A rapid cooling of rocks caused by rainfall from fire-generated atmospheric convection after the conflagration would produce thermal shock. It may affect intensely future decay patterns of the rock, which can then be related to rock weathering and geomorphological change. In this paper, thermal shock experiments at different temperatures and cycles were carried out on grayish-yellow sandstone. Its surface properties, including color, roughness and thermal properties, were systematically studied. The results show that the color of sandstone turned red after thermal shock and the color difference increases with the increase of temperature and cycle; at above 500 °C, the decomposition of kaolinite and the volume expansion of quartz causes damage to the sandstone surface, and the cycle causes the damage to accumulate, which is the reason for the sudden increase in roughness after 6 cycles; the thermal conductivity decreases with the increase of temperature and cycles, which is due to the evaporation of the of water (combined water and structural water) and the increase of roughness. The cycle has a cumulative effect. With the increase of cycle, the color difference and thermal conductivity slightly increase or decrease, while the roughness has a significant increase.

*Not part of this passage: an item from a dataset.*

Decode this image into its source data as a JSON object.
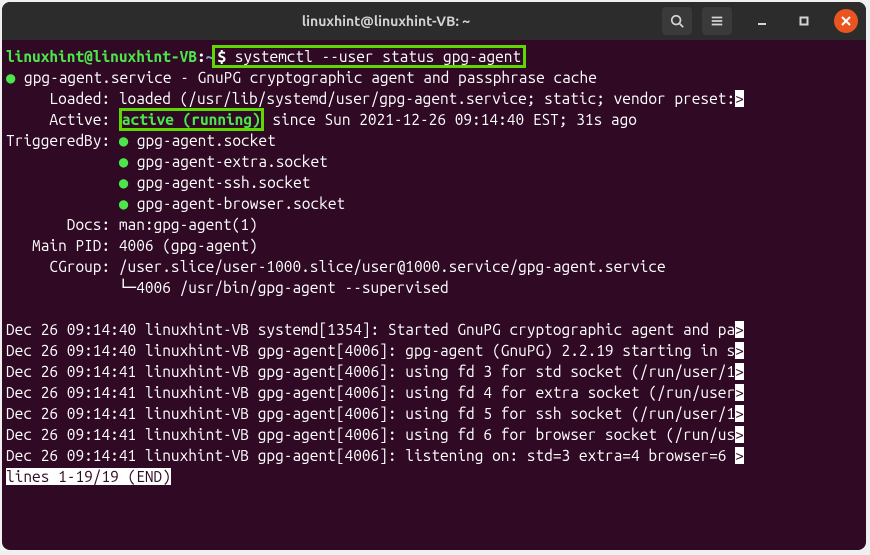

Thermal conductivity has an exponentially decreasing relationship with color difference, and they have a reliable correlation.
- Thermal conductivity
- Thermal shock